This site uses cookies to improve your experience and to provide services and advertising. By continuing to browse, you agree to the use of cookies described in our Cookies Policy. You may change your settings at any time but this may impact on the functionality of the site. To learn more see our Cookies Policy.
Dublin: 8 °C Monday 18 November, 2019

Riot squads were used at least once a day in Portlaoise Prison last year

A team typically would be made up of five or six wearing riot gear including a helmet and shield.

Midlands Prison in Portlaoise.
Midlands Prison in Portlaoise.
Image: Eamonn Farrell/

PRISON AUTHORITIES DEPLOYED ‘Control and Restraint’ (C&R) teams in riot gear 373 times to deal with high risk prisoners at Ireland’s only maximum security prison at Portlaoise last year.

That is according to new figures showing that the Irish Prison Service (IPS) C&R teams were deployed more than once every day on average at the prison that houses some of the country’s most notorious criminals.

Victim impact statements for prison officers involved in one incident stated that there was fear experienced by their partners and spouses that the men are constantly at risk of assault.

One inmate, Leon Wright, has attacked over two dozen guards while in jail and left many with very serious injuries, necessitating the use of C&R teams for any interactions with him.

An IPS C&R team typically would be made up of five or six wearing riot gear including a helmet and shield to deal with prisoners or situations deemed high risk.

In a written Dáil reply on the usage of C&R teams in Irish prisons, the Minister for Justice, Charlie Flanagan revealed that the deployment of C&R teams at Portlaoise is far greater than any other prison.

The figures show that C&R teams were deployed 273 times at Mountjoy last year – 100 less than Portlaoise – while they were used 102 times at Cloverhill.

The next highest is Wheatfield at 62 while C&R teams are rarely deployed in other prisons – just six times in the Midlands prison and on five occasions each in Castlerea and Cork.

C&R teams were not used in any other prison last year.

In his written Dáil reply to Sinn Féin deputy Jonathan O’Brien, Flanagan said: “As part of a Control & Restraint team a staff member, with a video recording camera, records footage of the event. The majority of the incidents in which a Control & Restraint team was deployed did not require the physical removal of the prisoner.”

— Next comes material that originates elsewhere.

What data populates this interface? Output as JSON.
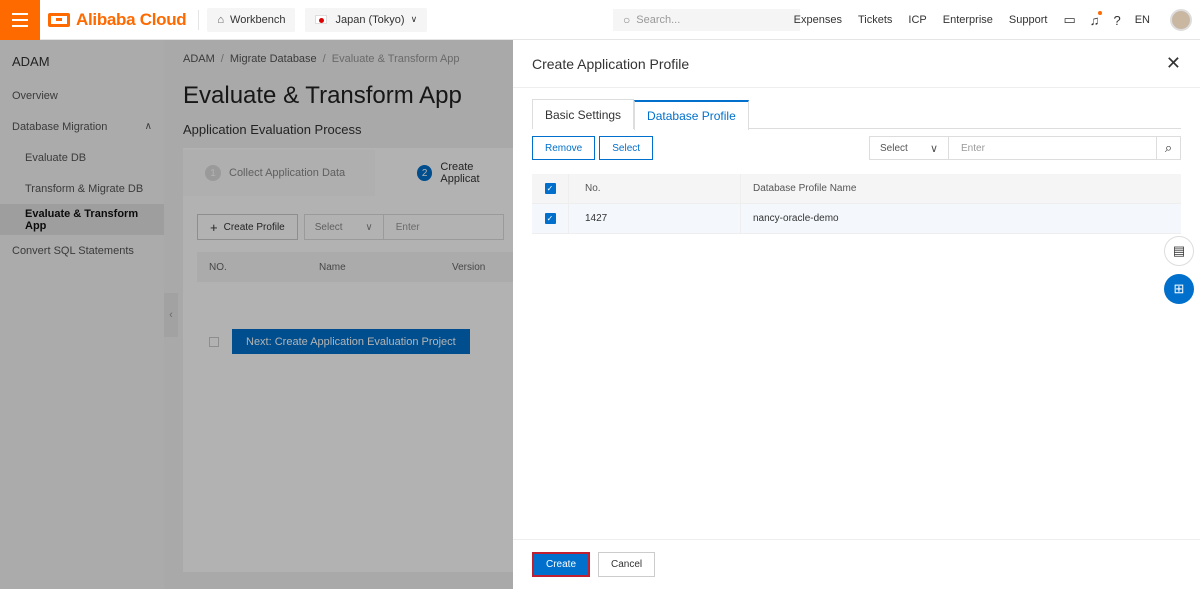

President of the Prisoner Officers Association (POA), Stephen Delaney said that the high use of C&R teams at Portlaoise in 2016 underlines the risks faced by staff at the prison.

Delaney said that Portlaoise “is a particularly stressful environment to work in and this has been recognised with the payment of an Environmental Allowance to staff there”.

The payment of the Environmental Allowance or ‘danger money’ is in recognition of Portlaoise housing the country’s subversive Republican prisoners and they currently number 40 in jail there – down 32% from the 59 incarcerated five years ago.

The “environmental allowance” is worth €30.97 per week to each prison officer.

Last year, 178 prison officers at Portlaoise received almost €1 million in backpay from the IPS after winning a battle over the continued payment of the allowance.

  • Share on Facebook
  • Email this article

About the author:

Gordon Deegan

Read next: